Data excerpts
- - -

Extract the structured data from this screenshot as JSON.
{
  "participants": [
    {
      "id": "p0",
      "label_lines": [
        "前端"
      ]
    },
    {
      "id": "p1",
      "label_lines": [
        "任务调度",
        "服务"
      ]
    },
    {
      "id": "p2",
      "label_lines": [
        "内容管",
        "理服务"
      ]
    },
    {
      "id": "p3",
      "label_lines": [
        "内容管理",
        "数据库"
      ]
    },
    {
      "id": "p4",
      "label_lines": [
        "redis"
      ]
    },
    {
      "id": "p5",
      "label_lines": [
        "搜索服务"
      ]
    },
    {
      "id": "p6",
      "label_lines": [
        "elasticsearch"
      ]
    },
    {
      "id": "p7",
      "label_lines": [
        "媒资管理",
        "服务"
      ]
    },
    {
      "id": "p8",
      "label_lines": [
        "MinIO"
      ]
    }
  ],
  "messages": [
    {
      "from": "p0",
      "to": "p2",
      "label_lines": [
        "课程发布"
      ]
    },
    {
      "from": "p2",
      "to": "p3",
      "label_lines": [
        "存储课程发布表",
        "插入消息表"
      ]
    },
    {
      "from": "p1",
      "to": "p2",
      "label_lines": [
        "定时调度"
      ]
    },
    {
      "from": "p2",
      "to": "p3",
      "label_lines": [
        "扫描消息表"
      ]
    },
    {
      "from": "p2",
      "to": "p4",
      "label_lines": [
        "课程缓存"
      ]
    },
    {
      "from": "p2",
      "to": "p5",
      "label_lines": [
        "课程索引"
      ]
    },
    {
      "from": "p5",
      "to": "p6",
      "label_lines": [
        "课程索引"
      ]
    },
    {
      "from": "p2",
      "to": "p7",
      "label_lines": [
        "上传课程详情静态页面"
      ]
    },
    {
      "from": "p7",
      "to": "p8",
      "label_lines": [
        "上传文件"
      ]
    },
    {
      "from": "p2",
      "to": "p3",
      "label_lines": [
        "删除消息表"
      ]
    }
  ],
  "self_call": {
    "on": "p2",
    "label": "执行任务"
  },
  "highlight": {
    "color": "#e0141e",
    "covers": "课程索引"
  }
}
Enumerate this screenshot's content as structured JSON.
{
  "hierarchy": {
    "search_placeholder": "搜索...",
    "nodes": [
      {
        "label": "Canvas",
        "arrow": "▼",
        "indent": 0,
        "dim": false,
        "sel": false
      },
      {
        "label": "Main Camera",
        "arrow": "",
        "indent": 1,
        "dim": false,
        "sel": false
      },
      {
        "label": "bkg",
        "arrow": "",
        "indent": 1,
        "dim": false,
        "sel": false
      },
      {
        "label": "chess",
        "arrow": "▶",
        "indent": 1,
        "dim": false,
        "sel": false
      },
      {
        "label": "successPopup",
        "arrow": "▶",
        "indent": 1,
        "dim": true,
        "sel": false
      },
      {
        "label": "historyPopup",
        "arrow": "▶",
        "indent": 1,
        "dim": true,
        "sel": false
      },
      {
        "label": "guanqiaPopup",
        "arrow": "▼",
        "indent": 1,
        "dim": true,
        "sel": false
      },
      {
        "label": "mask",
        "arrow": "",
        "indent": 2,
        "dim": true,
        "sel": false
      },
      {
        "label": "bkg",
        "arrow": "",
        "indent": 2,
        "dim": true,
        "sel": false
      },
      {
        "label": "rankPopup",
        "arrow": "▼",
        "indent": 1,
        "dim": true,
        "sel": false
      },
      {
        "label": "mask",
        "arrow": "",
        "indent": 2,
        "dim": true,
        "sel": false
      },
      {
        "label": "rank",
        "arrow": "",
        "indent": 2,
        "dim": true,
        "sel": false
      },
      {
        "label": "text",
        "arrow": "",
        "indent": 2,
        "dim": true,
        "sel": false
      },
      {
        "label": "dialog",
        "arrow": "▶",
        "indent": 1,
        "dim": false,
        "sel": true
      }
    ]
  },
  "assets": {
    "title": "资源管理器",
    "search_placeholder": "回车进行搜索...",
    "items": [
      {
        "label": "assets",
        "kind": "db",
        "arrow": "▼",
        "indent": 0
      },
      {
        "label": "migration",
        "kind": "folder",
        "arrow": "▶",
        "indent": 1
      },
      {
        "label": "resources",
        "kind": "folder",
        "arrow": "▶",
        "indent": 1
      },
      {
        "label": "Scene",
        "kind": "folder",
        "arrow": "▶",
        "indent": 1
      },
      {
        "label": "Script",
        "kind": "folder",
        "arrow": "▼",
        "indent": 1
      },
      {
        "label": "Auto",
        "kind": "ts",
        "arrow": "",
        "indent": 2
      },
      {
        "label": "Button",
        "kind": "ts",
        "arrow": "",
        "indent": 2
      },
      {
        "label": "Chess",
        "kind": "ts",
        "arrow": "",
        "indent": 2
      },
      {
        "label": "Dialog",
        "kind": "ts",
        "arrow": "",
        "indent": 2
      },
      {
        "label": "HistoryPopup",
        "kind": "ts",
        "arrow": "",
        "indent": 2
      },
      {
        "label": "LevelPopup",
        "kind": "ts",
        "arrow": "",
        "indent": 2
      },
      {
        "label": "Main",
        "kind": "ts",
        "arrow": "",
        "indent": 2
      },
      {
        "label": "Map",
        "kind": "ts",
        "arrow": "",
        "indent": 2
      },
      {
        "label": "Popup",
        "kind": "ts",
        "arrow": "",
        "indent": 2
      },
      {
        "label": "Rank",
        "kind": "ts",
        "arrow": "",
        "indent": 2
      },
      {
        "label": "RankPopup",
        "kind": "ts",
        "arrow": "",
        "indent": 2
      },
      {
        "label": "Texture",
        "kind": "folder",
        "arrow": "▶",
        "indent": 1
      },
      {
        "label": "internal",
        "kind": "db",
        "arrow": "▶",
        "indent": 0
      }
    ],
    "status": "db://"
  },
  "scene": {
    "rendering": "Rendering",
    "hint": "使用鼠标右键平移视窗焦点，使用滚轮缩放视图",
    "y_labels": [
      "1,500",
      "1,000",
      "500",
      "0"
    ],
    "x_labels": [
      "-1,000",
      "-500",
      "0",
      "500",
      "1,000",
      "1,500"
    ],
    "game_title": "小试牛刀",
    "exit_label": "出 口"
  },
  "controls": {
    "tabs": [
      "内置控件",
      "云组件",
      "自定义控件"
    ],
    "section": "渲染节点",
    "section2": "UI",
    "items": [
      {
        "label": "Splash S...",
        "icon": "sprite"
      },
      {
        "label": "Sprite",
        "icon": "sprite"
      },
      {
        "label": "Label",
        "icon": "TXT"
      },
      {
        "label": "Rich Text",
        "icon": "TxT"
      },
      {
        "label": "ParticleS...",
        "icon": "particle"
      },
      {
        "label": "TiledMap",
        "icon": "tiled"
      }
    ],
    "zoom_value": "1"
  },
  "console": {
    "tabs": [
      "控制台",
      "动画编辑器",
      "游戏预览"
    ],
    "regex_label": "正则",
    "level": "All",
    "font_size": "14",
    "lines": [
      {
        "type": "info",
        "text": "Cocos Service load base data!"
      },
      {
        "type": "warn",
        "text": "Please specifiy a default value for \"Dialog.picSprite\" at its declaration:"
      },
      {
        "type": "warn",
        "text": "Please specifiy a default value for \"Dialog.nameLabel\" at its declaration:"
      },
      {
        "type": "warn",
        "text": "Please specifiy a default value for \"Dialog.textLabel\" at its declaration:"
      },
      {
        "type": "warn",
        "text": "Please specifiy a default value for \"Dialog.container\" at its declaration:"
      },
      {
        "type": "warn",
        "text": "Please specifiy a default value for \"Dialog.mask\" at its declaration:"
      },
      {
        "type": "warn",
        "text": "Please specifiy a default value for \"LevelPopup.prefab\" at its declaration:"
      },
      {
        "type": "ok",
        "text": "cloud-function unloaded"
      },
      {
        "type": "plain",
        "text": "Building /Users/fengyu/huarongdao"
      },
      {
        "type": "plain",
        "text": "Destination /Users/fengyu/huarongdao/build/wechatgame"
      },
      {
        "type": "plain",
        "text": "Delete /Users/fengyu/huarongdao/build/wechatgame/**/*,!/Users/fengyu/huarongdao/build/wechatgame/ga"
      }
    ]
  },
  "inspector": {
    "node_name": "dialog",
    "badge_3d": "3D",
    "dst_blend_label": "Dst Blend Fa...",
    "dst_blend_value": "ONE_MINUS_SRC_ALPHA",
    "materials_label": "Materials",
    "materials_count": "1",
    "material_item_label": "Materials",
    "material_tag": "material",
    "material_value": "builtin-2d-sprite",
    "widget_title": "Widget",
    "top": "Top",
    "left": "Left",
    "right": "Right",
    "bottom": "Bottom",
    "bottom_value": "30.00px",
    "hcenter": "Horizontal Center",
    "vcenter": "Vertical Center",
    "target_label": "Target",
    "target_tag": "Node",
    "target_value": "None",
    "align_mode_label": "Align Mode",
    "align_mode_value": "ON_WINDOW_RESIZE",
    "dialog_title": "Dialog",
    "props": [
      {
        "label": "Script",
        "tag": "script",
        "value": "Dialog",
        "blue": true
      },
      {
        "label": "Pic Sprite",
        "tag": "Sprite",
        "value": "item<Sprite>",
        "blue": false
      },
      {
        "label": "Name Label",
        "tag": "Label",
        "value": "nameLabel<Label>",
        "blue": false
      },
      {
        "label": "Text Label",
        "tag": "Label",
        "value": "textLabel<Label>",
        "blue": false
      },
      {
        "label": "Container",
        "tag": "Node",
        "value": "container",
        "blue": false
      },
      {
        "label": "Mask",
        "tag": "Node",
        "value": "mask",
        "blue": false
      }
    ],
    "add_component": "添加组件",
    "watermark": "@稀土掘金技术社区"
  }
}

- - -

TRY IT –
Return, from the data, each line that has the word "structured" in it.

SOLUTION TO THE PROBLEM –
Extract the structured data from this screenshot as JSON.
Enumerate this screenshot's content as structured JSON.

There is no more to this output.